#### Exercise directions:
Within the entries that follow, show each line where the word "Ravelry" occurs.

#### Records provided:
+ + + + + + +

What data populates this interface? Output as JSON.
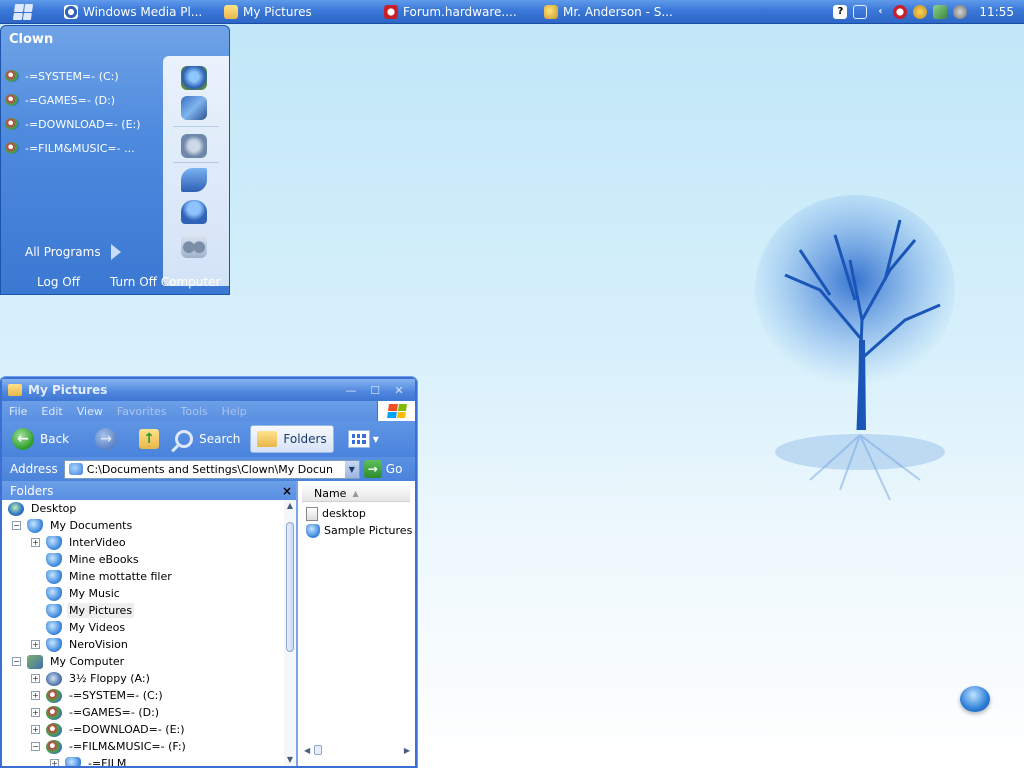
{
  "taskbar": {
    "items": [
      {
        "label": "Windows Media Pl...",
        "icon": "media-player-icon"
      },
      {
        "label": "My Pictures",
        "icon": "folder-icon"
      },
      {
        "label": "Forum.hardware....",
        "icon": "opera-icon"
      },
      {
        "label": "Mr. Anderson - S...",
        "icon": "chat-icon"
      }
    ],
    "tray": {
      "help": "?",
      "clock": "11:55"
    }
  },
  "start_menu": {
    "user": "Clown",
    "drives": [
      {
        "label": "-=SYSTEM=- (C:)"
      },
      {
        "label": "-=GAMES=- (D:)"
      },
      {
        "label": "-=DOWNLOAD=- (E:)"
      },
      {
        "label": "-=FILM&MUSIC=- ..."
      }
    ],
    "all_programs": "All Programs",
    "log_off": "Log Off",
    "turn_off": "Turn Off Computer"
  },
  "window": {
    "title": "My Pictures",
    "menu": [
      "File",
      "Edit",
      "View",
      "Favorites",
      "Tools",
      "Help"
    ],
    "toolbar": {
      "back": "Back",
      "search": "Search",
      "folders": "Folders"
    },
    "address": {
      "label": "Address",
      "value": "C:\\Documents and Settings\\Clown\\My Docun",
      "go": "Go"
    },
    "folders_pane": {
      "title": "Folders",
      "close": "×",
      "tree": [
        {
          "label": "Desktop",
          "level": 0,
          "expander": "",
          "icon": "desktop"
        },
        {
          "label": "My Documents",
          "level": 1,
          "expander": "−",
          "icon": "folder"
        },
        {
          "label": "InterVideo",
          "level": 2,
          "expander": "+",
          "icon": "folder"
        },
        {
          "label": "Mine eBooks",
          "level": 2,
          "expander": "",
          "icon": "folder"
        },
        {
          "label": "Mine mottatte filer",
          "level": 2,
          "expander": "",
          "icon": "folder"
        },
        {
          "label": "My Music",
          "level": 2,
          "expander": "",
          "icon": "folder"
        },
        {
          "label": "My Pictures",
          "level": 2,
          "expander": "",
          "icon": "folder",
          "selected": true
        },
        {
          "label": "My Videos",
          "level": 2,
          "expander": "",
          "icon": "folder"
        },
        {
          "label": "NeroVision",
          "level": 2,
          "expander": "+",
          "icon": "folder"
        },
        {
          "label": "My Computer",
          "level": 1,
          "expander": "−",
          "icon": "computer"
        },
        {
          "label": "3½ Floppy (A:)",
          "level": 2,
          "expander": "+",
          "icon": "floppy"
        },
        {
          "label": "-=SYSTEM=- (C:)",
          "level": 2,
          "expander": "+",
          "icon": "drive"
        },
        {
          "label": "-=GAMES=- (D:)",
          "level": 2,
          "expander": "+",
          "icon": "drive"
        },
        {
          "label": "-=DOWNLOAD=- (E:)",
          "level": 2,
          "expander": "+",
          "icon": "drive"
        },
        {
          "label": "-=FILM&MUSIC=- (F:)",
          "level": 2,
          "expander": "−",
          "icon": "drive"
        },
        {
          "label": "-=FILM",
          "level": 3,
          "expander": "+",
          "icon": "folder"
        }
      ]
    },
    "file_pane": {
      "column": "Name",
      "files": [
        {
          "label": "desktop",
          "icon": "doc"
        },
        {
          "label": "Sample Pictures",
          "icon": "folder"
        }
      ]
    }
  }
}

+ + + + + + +

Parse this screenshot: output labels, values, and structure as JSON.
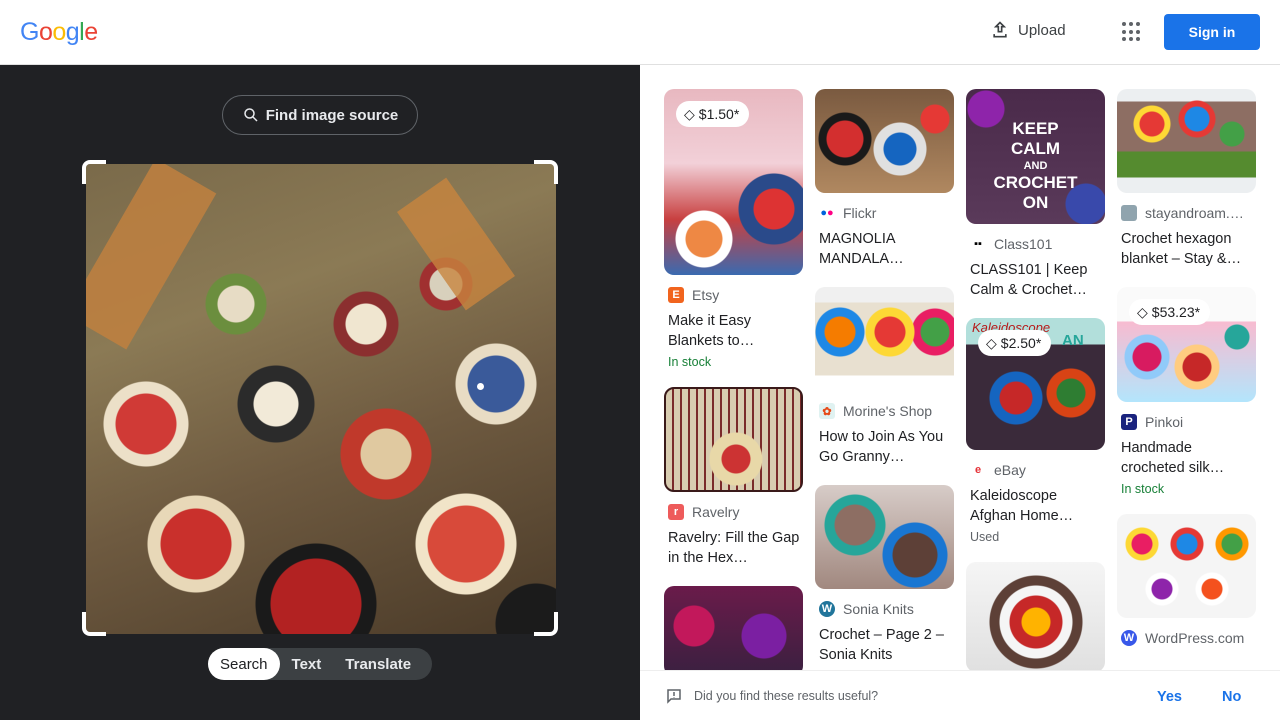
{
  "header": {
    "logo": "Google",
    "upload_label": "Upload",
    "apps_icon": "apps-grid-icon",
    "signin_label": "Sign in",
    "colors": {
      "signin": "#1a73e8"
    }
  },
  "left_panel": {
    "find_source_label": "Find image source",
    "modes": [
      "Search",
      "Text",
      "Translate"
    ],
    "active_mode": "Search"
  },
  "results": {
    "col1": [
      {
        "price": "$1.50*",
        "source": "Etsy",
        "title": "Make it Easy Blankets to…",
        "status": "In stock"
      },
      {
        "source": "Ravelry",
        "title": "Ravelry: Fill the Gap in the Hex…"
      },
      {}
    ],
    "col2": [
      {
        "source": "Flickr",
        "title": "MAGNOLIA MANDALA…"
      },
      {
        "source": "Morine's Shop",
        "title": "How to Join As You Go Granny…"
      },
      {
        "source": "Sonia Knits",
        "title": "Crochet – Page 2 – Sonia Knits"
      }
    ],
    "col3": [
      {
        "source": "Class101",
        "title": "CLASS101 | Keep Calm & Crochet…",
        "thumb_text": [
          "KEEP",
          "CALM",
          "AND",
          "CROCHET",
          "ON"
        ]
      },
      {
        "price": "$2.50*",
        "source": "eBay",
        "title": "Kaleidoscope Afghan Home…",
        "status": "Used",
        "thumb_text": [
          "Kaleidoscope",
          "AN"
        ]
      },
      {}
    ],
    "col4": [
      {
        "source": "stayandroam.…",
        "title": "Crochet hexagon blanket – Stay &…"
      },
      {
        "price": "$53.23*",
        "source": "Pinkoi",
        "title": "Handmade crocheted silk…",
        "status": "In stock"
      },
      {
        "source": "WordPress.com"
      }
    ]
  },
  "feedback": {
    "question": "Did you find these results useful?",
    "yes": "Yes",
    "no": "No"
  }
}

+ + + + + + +

#### Result for this exercise:
        "source": "Ravelry",
        "title": "Ravelry: Fill the Gap in the Hex…"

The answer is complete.